Apple: FBI Request Is Unconstitutional
In response to a filing by the United States Department of Justice last week, Apple is arguing that the All Writs Act can not be applied to its case against the Federal Bureau of Investigation (FBI). The company is also seeking to show that previous cases cited by the Department of Justice can not be used as precedent to make the iPhone maker make significant changes to its iOS mobile operating system. Apple further added that the founding fathers of the US would be shocked at how the All Writs Act has been used by the Department of Justice and the FBI.
The Department of Justice’s latest filing defended its use of the All Writs Act, explaining that the passing of this two century old law allowed the US Congress to provide courts with a means of making sure that their lawful warrants were not impeded by third parties such as Apple. Quoting a ruling from the 9th US Circuit more than three decades ago, Apple insisted that the All Writs Act can not be applied to the present case because doing so “would be to usurp the legislative function and to improperly extend the limited federal court jurisdiction.”
Apple then claimed that the Department of Justice is trying to warp history by painting the All Writs Act as an all encompassing law instead of being a procedural tool with limited scope. The iPhone maker added that the Court should reject the Department of Justice’s latest filing because the Constitution forbids it.
A lot of words have already been exchanged between Apple and the FBI. In investigating the San Bernardino terrorist attacks last December, the FBI had requested Apple to rewrite its iOS mobile operating system so that investigators can hack into an iPhone 5c device owned by one of the terrorists. Apple is refusing the request on the grounds that doing so would set a precedent future actions that could endanger the civil liberties of every mobile user out there.
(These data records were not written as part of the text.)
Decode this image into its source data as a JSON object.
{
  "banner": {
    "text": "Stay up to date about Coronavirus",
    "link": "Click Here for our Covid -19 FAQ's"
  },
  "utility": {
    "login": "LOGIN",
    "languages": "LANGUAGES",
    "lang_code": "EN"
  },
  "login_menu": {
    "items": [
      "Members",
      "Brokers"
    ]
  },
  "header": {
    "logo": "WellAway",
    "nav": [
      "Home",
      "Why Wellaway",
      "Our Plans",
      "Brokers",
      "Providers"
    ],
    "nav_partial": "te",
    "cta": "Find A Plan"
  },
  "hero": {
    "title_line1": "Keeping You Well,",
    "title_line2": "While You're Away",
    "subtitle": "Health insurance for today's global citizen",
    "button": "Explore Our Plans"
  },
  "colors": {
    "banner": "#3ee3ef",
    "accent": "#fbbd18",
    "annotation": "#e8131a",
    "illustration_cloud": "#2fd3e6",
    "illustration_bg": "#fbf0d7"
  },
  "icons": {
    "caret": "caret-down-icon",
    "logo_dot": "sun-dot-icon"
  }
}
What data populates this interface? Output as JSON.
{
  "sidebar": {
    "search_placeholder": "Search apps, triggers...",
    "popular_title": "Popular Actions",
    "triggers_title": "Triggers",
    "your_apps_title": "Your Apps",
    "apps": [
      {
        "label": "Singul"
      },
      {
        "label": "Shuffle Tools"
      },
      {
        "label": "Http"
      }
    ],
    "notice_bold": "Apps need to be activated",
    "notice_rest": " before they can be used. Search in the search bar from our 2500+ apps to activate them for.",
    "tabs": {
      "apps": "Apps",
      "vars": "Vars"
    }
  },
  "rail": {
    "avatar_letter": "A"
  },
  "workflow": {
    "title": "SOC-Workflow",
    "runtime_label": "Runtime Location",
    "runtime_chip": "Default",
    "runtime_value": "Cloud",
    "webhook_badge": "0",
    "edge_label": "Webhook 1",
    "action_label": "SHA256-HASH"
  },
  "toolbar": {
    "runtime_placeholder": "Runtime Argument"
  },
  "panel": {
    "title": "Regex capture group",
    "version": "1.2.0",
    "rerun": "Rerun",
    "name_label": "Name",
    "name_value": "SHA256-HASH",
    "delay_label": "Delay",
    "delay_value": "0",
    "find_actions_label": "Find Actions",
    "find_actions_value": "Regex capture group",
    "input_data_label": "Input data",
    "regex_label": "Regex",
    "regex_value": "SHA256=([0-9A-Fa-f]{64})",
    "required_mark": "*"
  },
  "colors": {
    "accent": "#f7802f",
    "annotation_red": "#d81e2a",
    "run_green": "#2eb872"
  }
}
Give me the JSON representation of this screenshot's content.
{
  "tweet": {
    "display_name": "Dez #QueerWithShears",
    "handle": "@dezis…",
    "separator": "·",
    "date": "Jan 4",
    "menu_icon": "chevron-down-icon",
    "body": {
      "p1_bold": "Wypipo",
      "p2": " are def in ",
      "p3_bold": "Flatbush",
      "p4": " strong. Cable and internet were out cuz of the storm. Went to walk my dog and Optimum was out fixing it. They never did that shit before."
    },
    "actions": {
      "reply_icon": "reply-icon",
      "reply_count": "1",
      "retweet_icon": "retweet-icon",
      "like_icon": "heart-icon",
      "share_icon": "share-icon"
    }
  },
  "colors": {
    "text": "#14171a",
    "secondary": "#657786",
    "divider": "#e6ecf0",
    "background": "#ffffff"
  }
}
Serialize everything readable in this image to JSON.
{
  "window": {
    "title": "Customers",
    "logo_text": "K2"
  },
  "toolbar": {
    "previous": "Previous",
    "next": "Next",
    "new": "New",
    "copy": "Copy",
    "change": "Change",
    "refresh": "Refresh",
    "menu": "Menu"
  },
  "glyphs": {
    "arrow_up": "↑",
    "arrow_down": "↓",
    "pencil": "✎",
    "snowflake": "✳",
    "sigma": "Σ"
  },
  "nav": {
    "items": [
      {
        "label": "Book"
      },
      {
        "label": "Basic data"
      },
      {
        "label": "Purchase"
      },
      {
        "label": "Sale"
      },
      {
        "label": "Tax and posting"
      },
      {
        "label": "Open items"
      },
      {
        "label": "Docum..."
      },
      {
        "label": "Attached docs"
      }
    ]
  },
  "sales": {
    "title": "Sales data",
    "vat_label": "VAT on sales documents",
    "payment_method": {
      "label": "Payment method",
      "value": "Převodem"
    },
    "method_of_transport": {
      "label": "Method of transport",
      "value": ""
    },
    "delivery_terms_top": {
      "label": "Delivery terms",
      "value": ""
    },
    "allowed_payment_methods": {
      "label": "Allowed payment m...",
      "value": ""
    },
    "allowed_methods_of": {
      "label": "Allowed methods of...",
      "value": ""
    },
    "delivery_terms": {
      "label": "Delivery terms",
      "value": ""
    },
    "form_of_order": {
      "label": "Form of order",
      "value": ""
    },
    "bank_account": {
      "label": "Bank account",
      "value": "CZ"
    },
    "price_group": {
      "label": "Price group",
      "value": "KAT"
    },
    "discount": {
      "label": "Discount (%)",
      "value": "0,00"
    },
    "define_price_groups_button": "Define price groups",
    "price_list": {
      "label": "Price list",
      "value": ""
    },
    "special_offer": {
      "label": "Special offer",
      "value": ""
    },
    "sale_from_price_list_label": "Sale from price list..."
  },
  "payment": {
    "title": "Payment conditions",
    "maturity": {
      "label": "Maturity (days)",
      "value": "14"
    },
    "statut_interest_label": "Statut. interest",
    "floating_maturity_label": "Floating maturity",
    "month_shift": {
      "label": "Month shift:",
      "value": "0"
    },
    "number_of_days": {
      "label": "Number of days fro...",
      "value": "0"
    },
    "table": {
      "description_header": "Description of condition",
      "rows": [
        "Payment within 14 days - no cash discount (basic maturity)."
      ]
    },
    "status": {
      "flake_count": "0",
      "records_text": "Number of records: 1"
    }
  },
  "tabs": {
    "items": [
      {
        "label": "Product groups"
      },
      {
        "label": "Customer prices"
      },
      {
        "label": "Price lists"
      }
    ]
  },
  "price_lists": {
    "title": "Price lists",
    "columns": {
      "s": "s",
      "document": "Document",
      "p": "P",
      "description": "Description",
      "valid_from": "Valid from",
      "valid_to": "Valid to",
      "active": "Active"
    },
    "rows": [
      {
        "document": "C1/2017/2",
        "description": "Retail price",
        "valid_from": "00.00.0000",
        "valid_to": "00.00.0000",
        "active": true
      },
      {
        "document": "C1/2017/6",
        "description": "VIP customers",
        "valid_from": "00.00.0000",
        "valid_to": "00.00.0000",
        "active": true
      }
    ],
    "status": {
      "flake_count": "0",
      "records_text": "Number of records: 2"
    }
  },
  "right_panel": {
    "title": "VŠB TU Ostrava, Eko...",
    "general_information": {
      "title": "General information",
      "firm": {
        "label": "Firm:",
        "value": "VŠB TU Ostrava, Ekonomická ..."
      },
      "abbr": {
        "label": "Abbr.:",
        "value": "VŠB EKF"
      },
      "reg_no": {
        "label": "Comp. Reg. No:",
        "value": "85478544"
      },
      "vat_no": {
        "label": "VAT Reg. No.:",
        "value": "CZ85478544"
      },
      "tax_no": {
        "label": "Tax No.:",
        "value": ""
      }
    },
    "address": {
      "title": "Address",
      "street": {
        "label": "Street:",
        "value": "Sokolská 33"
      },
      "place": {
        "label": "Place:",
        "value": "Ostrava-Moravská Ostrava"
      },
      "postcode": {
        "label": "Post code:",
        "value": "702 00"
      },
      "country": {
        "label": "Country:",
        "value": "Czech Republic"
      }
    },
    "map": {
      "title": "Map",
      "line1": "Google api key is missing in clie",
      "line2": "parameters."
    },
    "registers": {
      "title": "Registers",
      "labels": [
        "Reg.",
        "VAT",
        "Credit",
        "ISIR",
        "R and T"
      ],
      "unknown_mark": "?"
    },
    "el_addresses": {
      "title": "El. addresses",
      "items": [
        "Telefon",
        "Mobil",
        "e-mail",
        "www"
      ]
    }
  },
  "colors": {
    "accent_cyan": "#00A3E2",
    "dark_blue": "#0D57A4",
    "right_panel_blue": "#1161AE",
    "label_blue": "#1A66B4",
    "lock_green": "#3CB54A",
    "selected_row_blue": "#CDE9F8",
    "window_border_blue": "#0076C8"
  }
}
Earlier this month, both Apple and the FBI had taken to Congress, throwing their arguments during a hearing session (titled "The Encryption Tightrope") that lasted over 5 hours before members of the House Judiciary Committee. At the end of that hearing, the debate still rages on regarding national security versus individual privacy, between mobile encryption versus the investigative scope of law enforcement agencies. To date, there seems to be no end in sight, with both sides equally adamant in pursuing their rights.